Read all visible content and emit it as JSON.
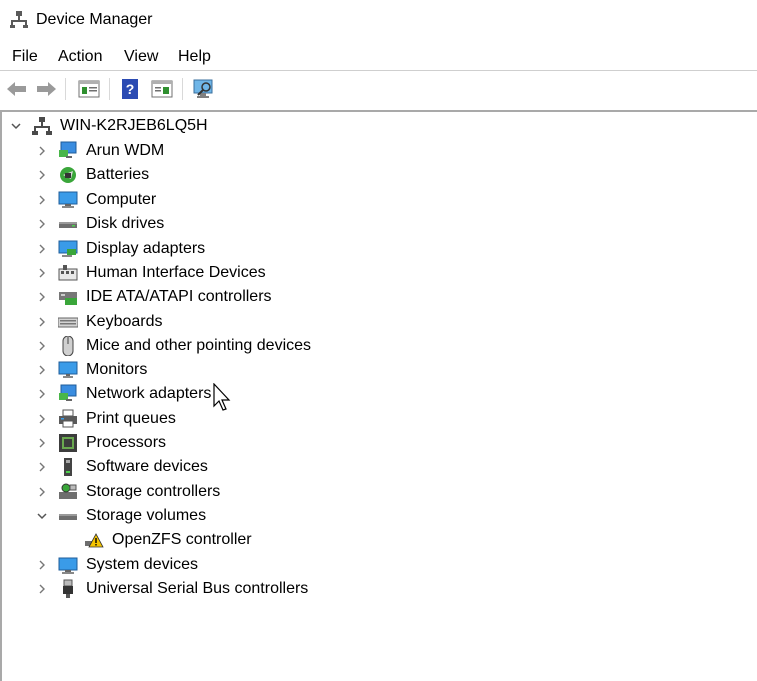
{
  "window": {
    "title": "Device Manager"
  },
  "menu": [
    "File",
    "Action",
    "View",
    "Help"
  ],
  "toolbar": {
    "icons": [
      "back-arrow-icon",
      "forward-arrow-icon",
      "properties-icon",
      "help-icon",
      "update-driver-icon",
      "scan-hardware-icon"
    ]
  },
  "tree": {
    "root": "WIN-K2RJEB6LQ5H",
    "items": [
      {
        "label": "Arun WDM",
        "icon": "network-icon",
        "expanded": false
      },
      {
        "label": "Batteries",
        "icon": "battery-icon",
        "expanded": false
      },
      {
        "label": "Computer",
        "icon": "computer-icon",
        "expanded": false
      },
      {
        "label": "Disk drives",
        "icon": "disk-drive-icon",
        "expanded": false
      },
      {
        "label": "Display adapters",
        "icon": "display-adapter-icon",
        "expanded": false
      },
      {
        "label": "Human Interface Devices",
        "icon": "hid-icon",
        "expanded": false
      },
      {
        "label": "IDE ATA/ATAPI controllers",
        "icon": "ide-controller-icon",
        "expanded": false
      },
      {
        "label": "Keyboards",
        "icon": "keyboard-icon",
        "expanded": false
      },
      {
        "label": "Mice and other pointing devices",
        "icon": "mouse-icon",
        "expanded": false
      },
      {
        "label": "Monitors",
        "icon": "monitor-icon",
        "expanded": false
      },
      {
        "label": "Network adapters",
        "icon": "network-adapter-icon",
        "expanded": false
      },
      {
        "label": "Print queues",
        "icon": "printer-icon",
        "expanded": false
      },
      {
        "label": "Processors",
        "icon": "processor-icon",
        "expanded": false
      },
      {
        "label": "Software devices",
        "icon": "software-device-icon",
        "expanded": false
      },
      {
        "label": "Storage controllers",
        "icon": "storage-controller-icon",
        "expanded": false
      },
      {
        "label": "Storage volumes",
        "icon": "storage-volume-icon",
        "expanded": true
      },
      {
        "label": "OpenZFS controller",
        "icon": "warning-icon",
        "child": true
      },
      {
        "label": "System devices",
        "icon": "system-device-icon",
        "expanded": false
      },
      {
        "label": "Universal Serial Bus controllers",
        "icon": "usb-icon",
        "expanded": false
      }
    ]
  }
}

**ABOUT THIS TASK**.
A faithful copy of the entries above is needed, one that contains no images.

**ANSWER BELOW**.
Read all visible content and emit it as JSON.
{
  "window": {
    "title": "Device Manager"
  },
  "menu": [
    "File",
    "Action",
    "View",
    "Help"
  ],
  "toolbar": {
    "icons": [
      "back-arrow-icon",
      "forward-arrow-icon",
      "properties-icon",
      "help-icon",
      "update-driver-icon",
      "scan-hardware-icon"
    ]
  },
  "tree": {
    "root": "WIN-K2RJEB6LQ5H",
    "items": [
      {
        "label": "Arun WDM",
        "icon": "network-icon",
        "expanded": false
      },
      {
        "label": "Batteries",
        "icon": "battery-icon",
        "expanded": false
      },
      {
        "label": "Computer",
        "icon": "computer-icon",
        "expanded": false
      },
      {
        "label": "Disk drives",
        "icon": "disk-drive-icon",
        "expanded": false
      },
      {
        "label": "Display adapters",
        "icon": "display-adapter-icon",
        "expanded": false
      },
      {
        "label": "Human Interface Devices",
        "icon": "hid-icon",
        "expanded": false
      },
      {
        "label": "IDE ATA/ATAPI controllers",
        "icon": "ide-controller-icon",
        "expanded": false
      },
      {
        "label": "Keyboards",
        "icon": "keyboard-icon",
        "expanded": false
      },
      {
        "label": "Mice and other pointing devices",
        "icon": "mouse-icon",
        "expanded": false
      },
      {
        "label": "Monitors",
        "icon": "monitor-icon",
        "expanded": false
      },
      {
        "label": "Network adapters",
        "icon": "network-adapter-icon",
        "expanded": false
      },
      {
        "label": "Print queues",
        "icon": "printer-icon",
        "expanded": false
      },
      {
        "label": "Processors",
        "icon": "processor-icon",
        "expanded": false
      },
      {
        "label": "Software devices",
        "icon": "software-device-icon",
        "expanded": false
      },
      {
        "label": "Storage controllers",
        "icon": "storage-controller-icon",
        "expanded": false
      },
      {
        "label": "Storage volumes",
        "icon": "storage-volume-icon",
        "expanded": true
      },
      {
        "label": "OpenZFS controller",
        "icon": "warning-icon",
        "child": true
      },
      {
        "label": "System devices",
        "icon": "system-device-icon",
        "expanded": false
      },
      {
        "label": "Universal Serial Bus controllers",
        "icon": "usb-icon",
        "expanded": false
      }
    ]
  }
}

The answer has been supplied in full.